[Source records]
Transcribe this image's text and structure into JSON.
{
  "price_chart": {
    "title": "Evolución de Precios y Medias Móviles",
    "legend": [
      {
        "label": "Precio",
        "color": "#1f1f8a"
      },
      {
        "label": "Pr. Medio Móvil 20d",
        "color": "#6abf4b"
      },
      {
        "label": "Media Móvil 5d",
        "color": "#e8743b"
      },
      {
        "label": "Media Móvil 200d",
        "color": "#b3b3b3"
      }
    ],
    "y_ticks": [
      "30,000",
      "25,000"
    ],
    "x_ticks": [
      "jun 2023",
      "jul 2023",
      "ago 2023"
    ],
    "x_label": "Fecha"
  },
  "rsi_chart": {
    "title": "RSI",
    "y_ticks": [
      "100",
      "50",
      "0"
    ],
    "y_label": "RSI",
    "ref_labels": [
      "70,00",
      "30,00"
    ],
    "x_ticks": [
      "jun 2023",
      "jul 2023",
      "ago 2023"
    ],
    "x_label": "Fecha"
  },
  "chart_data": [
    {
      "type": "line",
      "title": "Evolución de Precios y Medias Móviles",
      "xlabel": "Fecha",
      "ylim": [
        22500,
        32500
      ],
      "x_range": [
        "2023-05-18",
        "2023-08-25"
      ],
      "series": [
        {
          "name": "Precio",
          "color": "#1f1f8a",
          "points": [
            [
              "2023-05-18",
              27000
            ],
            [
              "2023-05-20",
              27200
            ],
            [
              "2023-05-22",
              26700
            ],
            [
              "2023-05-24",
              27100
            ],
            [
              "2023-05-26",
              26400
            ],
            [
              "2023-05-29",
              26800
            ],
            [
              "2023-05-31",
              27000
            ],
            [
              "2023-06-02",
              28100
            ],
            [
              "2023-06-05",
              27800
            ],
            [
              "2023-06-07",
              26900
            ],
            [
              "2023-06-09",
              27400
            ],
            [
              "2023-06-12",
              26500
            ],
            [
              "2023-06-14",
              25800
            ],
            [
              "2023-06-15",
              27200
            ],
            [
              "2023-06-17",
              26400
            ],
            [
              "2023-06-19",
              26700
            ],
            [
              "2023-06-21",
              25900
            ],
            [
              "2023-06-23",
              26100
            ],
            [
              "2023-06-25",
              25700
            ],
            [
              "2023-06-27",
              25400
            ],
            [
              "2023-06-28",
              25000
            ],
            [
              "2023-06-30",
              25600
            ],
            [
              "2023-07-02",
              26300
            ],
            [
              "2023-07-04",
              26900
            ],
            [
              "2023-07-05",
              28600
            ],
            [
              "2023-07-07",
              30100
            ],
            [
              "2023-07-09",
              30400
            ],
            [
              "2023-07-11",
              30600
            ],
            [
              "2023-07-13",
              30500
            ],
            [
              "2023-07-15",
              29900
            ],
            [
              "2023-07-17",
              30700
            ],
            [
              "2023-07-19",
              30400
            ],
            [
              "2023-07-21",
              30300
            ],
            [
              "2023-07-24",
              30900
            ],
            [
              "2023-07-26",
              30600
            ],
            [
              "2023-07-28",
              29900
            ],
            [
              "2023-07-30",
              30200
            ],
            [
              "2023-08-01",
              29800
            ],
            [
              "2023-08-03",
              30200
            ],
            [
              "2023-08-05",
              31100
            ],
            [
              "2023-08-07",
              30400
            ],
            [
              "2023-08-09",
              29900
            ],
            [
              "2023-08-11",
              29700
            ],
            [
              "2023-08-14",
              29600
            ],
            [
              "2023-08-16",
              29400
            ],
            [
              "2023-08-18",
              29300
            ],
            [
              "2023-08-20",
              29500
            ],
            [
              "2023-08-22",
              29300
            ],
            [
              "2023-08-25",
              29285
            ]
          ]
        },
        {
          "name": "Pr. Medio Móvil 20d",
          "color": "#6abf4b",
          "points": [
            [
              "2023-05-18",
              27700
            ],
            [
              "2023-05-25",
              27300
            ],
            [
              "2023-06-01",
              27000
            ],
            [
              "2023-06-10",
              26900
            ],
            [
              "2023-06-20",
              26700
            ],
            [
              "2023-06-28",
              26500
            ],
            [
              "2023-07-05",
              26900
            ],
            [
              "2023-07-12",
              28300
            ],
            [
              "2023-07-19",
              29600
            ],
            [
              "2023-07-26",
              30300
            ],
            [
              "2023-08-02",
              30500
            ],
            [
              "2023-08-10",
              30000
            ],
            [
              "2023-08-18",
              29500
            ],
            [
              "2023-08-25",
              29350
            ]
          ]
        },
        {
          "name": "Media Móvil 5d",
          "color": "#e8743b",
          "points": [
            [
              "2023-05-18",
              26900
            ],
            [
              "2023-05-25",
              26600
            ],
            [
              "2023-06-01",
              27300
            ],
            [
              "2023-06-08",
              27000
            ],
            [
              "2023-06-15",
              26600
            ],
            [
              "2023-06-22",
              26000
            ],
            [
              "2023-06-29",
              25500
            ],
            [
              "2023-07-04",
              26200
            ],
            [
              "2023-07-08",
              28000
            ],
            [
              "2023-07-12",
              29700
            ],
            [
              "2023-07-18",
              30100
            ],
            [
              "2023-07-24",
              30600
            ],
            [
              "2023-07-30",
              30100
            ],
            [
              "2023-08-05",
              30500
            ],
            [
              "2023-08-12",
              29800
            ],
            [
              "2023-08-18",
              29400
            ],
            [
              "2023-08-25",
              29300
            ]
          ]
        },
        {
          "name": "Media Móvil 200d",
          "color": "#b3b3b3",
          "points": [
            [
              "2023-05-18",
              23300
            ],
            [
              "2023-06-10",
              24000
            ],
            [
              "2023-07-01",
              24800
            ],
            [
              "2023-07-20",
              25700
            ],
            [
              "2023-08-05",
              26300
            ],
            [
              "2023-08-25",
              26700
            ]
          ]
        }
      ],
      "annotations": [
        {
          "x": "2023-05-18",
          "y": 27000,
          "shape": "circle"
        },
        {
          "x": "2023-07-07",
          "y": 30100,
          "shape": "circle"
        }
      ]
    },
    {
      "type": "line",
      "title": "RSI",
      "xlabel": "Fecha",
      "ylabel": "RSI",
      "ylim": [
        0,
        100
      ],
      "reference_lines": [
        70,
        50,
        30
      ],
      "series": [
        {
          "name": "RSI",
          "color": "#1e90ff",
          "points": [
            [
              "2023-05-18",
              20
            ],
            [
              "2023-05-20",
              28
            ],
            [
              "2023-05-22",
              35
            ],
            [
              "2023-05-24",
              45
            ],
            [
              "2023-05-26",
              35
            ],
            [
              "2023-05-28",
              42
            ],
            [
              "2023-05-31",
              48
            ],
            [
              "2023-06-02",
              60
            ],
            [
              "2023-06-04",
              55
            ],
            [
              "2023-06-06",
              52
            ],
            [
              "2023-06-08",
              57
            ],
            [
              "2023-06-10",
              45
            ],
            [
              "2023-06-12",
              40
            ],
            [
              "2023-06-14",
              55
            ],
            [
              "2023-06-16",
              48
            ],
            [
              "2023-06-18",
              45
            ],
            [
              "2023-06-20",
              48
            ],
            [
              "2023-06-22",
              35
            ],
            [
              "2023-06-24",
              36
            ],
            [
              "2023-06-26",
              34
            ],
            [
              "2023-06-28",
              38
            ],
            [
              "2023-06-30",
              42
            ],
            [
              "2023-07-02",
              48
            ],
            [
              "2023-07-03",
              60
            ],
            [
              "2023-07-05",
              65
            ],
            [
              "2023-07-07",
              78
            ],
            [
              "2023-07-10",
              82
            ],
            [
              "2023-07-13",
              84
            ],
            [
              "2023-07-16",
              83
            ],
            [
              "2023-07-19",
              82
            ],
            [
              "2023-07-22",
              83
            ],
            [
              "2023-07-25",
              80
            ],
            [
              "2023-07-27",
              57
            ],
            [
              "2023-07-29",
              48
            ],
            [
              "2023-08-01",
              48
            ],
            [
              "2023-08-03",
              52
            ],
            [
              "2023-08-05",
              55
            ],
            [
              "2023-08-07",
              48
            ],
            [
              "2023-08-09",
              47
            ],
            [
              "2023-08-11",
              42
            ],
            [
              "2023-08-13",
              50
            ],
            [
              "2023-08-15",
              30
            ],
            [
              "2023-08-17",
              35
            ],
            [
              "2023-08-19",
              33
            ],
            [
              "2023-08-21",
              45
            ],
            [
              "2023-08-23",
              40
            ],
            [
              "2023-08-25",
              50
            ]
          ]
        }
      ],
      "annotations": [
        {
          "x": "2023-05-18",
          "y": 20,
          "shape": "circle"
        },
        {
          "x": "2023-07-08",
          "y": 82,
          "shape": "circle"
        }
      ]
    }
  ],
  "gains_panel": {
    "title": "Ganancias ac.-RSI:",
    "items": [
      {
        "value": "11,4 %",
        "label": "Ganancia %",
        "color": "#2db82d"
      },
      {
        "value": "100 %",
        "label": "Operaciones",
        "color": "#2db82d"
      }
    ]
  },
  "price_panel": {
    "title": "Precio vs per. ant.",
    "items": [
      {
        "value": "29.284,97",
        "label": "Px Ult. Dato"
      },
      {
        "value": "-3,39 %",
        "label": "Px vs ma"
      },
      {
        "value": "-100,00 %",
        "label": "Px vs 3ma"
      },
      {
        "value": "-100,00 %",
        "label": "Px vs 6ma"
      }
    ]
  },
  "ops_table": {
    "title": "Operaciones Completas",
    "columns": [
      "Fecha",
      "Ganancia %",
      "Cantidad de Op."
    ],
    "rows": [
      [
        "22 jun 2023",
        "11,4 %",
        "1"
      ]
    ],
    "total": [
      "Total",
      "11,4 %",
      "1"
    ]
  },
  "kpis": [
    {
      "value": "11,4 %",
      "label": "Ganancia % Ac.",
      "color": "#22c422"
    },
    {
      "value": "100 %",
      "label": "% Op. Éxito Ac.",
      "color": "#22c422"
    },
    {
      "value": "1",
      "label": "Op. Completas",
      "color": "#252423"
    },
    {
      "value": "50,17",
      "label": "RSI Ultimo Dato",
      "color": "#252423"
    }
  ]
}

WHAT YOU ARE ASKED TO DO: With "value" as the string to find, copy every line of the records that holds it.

SOLUTION TO THIS TASK:
        "value": "11,4 %",
        "value": "100 %",
        "value": "29.284,97",
        "value": "-3,39 %",
        "value": "-100,00 %",
        "value": "-100,00 %",
      "value": "11,4 %",
      "value": "100 %",
      "value": "1",
      "value": "50,17",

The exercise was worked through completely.